on January 15, 2004
Although I have been critical of Voyager in the past, I must confess that it was nothing short of impressive in its first three seasons. The show had so much promise, its huge story arcs and original concept made it a show to watch. The first season had the show proving itself quite nicely, with riveting science fiction and the intense drama of two disparate crews trying to work together. This show certainly had the makings of a champion, and although it certainly didn't fulfill all hopes, it had more than a few good moments.

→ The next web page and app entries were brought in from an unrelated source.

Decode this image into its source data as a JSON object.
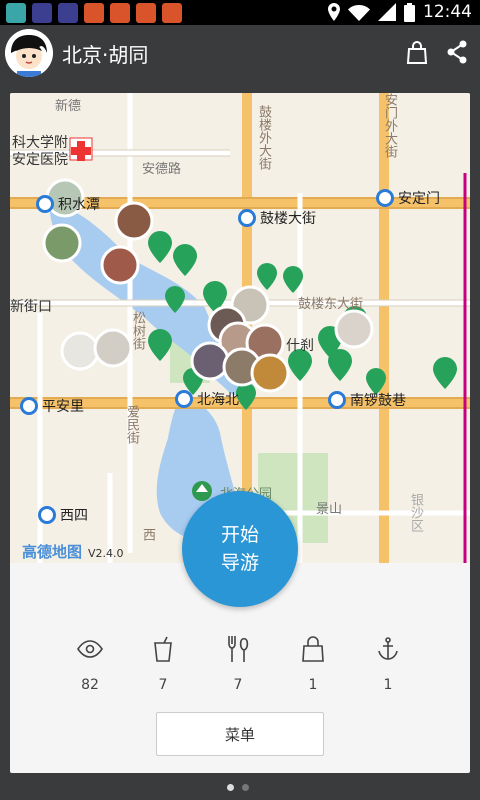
{
  "status_bar": {
    "time": "12:44",
    "notification_icons": [
      "teal-app-icon",
      "eye-app-icon",
      "eye-app-icon",
      "red-app-icon",
      "red-app-icon",
      "red-app-icon",
      "red-app-icon"
    ]
  },
  "app_bar": {
    "title": "北京·胡同"
  },
  "map": {
    "labels": {
      "hospital": "科大学附\n安定医院",
      "andelu": "安德路",
      "gulouwai": "鼓楼外大街",
      "anding_gate_outer": "安门外大街",
      "xinjiekou_wai": "新德",
      "xinjiekou": "新街口",
      "houhai": "松树街",
      "gulou_east": "鼓楼东大街",
      "shichahai": "什刹",
      "dianmen": "景山",
      "beihai_park": "北海公园",
      "aimin": "爱民街",
      "xisi_road": "西",
      "east_side": "银沙区"
    },
    "stations": {
      "jishuitan": "积水潭",
      "anding_gate": "安定门",
      "gulou": "鼓楼大街",
      "pinganli": "平安里",
      "beihai_north": "北海北",
      "nanluo": "南锣鼓巷",
      "xisi": "西四"
    },
    "logo": "高德地图",
    "version": "V2.4.0"
  },
  "start_button": {
    "line1": "开始",
    "line2": "导游"
  },
  "stats": [
    {
      "icon": "eye-icon",
      "value": "82"
    },
    {
      "icon": "drink-icon",
      "value": "7"
    },
    {
      "icon": "utensils-icon",
      "value": "7"
    },
    {
      "icon": "bag-icon",
      "value": "1"
    },
    {
      "icon": "anchor-icon",
      "value": "1"
    }
  ],
  "menu_label": "菜单",
  "colors": {
    "accent": "#2b96d6",
    "pin": "#27a25a",
    "road_major": "#f5c26a",
    "water": "#a8ccf0",
    "park": "#cfe5c0"
  }
}
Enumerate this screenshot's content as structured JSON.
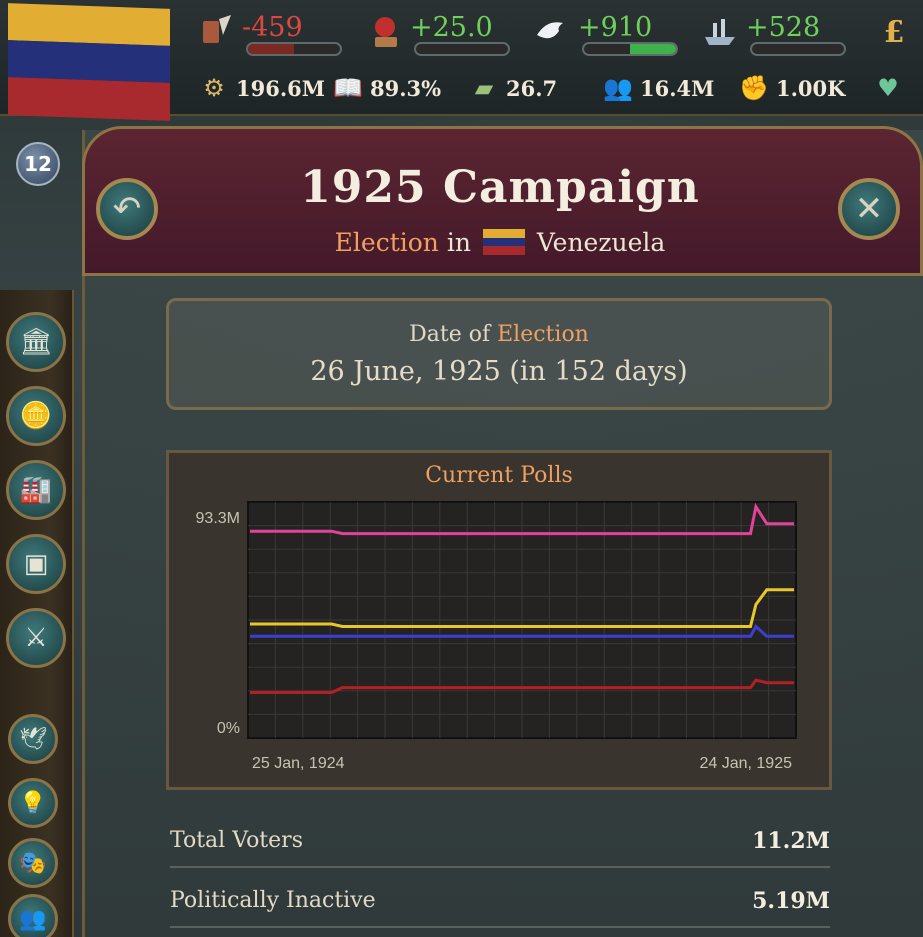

Voyager's first season put exposition on hold to give us great stories. The approach paid off, as many were hooked on the show from the beginning. One of the show's greatest strengths was combining human drama and science fiction in such a way that the season never got formulaic, and we certainly saw that here. "Caretaker" was a magnificent pilot that nicely set up the show, introduced the crew's principal enemies and some of the tumultuous politics of the Delta Quadrant, and had quite a bit of excitement and suspense. From there, we saw episodes dealing with classic Star Trek motifs like time travel (Time and Again), unusual life forms (The Cloud), and justice (Ex Post Facto, one of the season's best shows). The show also tackled unfamiliar territory, such as genocide (Jetrel, another of the season's best shows) and treason (State of Flux, where Seska defects to the Kazon). All the while we got to know (albeit less than in the second season) the various officers of the ship: Janeway, the stern but optimistic captain (and, in the first year, far from the sanctimonious shrew she became); Paris, the navigator and funnyman (he provided the best comic relief) and his friend Kim, the homesick wet-behind-the-ears recent Academy graduate; Tuvok, the wry Vulcan; the Doctor, a crotchety hologram (and also very amusing); and Neelix and Kes, the pair of aliens along for the ride. The first season did a good job of introducing them, although it wasn't until the second season that they really became more concrete.
The DVD is loaded with extras, probably to compensate for the fact that the set is exorbitantly priced. In any case, it's a must have for a collector or a fan.